Not a moment too soon, presidential candidate Bernie Sanders states: “There is far too little discussion in Washington about the collapse of the middle class, almost no discussion at all about the incredible income inequality and wealth inequality in this country, and the fact that we’re moving toward an oligarch form of society.” He has my vote!

Joyce Curtis, Eugene


Good news: The Senate has introduced the life-saving legislation called for in my letter this past May 28. Sens. Susan Collins (R-Maine) and Chris Coons (D-Delaware) have introduced this bill that will focus on saving the lives of 16,000 children and more than 800 mothers in the world who die each day from mostly preventable causes. 

This will be accomplished by putting into law the reforms in our developmental assistance agency, USAID, that make it more efficient and transparent. There is no extra money called for in this bipartisan bill. So please take the time to call or write Sens. Jeff Merkley and Ron Wyden, asking them to co-sponsor this legislation that will make our assistance more efficient and save lives.

Willie Dickerson, Snohomish, Washington


Even during his recent vacation in Martha’s Vineyard Obama was calling members of Congress to support the Iran deal. In case of a veto he needs 34 senators to support this historic agreement between Iran and world power such as 5+1. Sen. Jeff Merkley just became the 31st senator to publicly support the Iran deal. 

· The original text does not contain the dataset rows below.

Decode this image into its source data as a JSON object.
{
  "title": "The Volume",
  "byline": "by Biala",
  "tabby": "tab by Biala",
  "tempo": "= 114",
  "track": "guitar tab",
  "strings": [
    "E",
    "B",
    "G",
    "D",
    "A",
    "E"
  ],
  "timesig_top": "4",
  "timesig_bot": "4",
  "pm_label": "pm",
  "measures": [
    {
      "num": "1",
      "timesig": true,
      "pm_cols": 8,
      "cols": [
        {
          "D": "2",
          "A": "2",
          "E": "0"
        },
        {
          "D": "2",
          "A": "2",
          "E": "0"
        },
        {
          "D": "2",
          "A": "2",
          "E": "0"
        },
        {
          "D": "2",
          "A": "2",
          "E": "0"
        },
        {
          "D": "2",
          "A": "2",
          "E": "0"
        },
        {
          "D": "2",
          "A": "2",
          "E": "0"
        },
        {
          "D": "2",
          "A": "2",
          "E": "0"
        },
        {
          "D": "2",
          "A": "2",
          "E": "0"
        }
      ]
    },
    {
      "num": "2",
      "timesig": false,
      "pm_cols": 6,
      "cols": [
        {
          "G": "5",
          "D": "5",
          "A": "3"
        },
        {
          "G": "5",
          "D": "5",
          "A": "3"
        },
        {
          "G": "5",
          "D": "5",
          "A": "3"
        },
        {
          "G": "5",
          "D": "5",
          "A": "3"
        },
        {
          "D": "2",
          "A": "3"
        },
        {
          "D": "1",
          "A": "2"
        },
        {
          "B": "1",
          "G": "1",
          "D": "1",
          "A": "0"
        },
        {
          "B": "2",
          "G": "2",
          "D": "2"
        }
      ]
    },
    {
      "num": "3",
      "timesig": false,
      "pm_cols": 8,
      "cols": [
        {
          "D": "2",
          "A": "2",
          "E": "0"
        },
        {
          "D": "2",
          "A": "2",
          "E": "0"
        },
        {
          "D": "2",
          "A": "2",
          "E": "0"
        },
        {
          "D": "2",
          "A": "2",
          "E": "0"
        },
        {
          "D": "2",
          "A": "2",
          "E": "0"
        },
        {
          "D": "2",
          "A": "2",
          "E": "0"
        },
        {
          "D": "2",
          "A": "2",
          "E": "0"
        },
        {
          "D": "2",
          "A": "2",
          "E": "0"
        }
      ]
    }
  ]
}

There is a talk that some of the Republican senators are thinking about breaking away from party lines and voting for it. Sen. Joe Donnelly, a conservative Democrat from Indiana, had this to say in his public support: “I owe it to the men and women of our Armed Forces and to the people of Indiana to have exhausted every other option to stop Iran before we would consider putting any of our service members in harm’s way.” 

So why is it that Sen. Ron Wyden, a Democrat from Oregon, a much less conservative state than Indiana, has not come out to support the president, Secretary John Kerry and diplomacy? Obama is in Alaska trying to bring awareness to the melting of glaciers and global warming. Let him focus on that and other issues, Sen. Wyden.

Roz Omid, Eugene


We often hear and see stories about gun violence in America but on Aug. 26 Americans watched in horror as it played out on live television.

While there are still a lot of questions to be answered about the tragedy in Virginia, the fact remains that 89 people die from gun violence in the U.S. every day — often at the hands of people who have no legal reason to own firearms.

That’s why gun violence prevention advocates are committed to doing everything we can to keep guns out of dangerous hands and off our streets by expanding background checks to cover all gun sales and shutting down the small number of “bad apple” gun dealers who sell virtually every gun used to commit criminal acts in our nation.

My deepest sympathies go out to the family, friends and colleagues of Alison Parker and Adam Ward, and to everyone who’s been affected by the Virginia shootings. We won’t rest until such senseless tragedies no longer happen.

Curtis Taylor, Eugene